Anthony Le Donne and Taken by the Lost Gospel T-Rex

Um… so…. read this review. THE LOST GOSPEL is not the worst book ever written. I once attended a party where I was subjected to an excerpt of dinosaur erotica. It was a lovely gathering otherwise, but my ears were assaulted by pages from Taken by the T-Rex. I will say no more for fear that I will corrupt you, gentle reader. The silver lining of my turpid tale is that I now have a new barometer for beastly books. While The Lost Gospel is no match for dinosaur erotica, it is equally daring. via Gronking Jesus | The Los


James Charlesworth responds to (calls out?) “The Lost Gospel”

The book is written by Barrie Wilson and Simcha Jacobovici; the title is The Lost Gospel. Should we not ask if something “lost” has been found and is it a “gospel”? In Jacobovici’s video, I stressed that his alleged “lost gospel,” Joseph and Aseneth, is a Jewish pseudepigraphon (a work written in honor of a biblical hero) composed by a Jew in the first century CE (or about then). The document was expanded by Christians who edited it and transmitted it to us in Greek, Syriac, Armenian, Latin (2 versions), Serbian Slavonic, Modern Greek, Rumanian, and Ethiopic. There is evidence

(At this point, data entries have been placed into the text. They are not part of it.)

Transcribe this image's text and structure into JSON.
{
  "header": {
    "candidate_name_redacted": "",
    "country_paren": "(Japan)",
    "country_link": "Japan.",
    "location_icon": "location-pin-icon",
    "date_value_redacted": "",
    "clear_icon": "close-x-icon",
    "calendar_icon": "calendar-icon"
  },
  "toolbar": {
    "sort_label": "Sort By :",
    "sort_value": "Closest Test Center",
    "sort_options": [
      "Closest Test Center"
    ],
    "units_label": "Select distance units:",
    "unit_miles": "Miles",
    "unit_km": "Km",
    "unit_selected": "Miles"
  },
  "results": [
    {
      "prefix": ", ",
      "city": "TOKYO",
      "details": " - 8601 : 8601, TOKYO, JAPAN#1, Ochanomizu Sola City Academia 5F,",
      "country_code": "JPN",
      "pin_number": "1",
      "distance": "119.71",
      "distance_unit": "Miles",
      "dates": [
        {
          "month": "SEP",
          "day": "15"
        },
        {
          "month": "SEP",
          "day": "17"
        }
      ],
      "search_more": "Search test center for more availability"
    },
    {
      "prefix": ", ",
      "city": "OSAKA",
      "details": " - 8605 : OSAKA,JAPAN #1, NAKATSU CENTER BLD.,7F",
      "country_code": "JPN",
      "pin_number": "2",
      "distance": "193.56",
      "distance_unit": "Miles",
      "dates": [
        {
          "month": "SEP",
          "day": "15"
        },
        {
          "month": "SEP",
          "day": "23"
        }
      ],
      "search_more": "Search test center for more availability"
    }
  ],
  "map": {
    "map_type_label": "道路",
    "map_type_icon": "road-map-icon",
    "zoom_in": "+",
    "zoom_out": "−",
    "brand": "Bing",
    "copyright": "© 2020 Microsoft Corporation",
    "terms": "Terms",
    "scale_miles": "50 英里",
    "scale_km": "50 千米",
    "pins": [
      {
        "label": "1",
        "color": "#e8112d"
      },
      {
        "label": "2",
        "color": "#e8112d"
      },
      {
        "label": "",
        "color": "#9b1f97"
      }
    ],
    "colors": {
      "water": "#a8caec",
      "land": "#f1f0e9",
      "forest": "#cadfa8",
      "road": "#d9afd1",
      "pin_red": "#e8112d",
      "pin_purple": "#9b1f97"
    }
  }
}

Daniel McClellan’s take down of a puff piece on the “Lost Gospel”

A puff piece on Jacobovici and Wilson’s book, “The Lost Gospel,” has appeared where there are plenty of erroneous statements made. Personally, I don’t want you to have to read it so I have taken Daniel’s comments. A few issues with some of the comments in this article: 1. It is simply not true that Pseudo-Zacharias Rhetor has been gathering dust for 150 years. An edition of the Syriac manuscript was published in 1953, and several years ago it was digitized and put online here:…. Prior to that the Syriac was translated into Latin and published in 1886 and


Did Wilson, et al, unwittingly reveal Morton Smith’s literary sources for the “Secret Gospel of Mark?”

Admittedly, Wilson, et al,’s book “The Lost Gospel” is a midrash of fantasy, but sometimes there are crossovers in fantasy worlds. So is the case, I speculate, between Wilson, et al, and Morton Smith. In “The Lost Gospel,” Wilson, et al, suggests a literary connection between Joseph and Aseneth and The Secret Gospel of Mark. On the surface, and because that is all this blog post requires, it looks like a solid case. For those of us who study literary sources (mimetic criticism), the closeness is seen easily enough. Of course, we don’t have the original Secret Gospel because it was never


Eucharist? Not bloody likely — The Gospels, Didache, Joseph and Aseneth, and Reality “#thelostgospel”

Long before the “lost gospel” was found, Dr. Mark Goodacre had a webpage devoted to the pseudepigrapha tale. You can find it here. In Wilson and Jacobovici’s book they declare, without regard for logic, that the story in Joseph and Aseneth 16 is the “First Holy Communion Ever.” One would think that this audacious statement would be backed up with well supported facts. One would think… This is how chapter 16 reads, And the man said to her, “Bring me, please, a honeycomb too.” 2. And Aseneth said, “Let me send someone my lord, to my family estate in the


#thelostgospel press conference Bingo game!

Tomorrow is the press conference, to coincide with the release of the book, according to Jacobovici. It will be held at the British Library’s conference center which can be rented for a nominal fee. Due to the early release of the book on Google books, Dr. Robert Cargill has reviewed the book. (See my round up and post here.) So, in honor of the press release, I thought a little fun may be in order. Here are the bingo cards (SIMCHA BINGO – pdf download), with which we can all play “Simcha Press Conference Bingo”. The game will be fun because the


20th century reading reveals super-secret details of the life of an allegorical novella

By now, you’ve read that Simcha Jacobovici  and Barrie Wilson are publishing a new book along with a new documentary proving that Jesus and Mary Magdalene were married and had two sons. This was expected, as this book has been on the “on hold” shelf (or whatever it is you want to call) for a while now. There are two perspectives you need to see first. One is Dr. Robert Cargill. I stress the doctor part for various reasons. Unlike others, he has the academic chops, prowess, and beard to actually comment on this. In 2013 he wrote, Anyone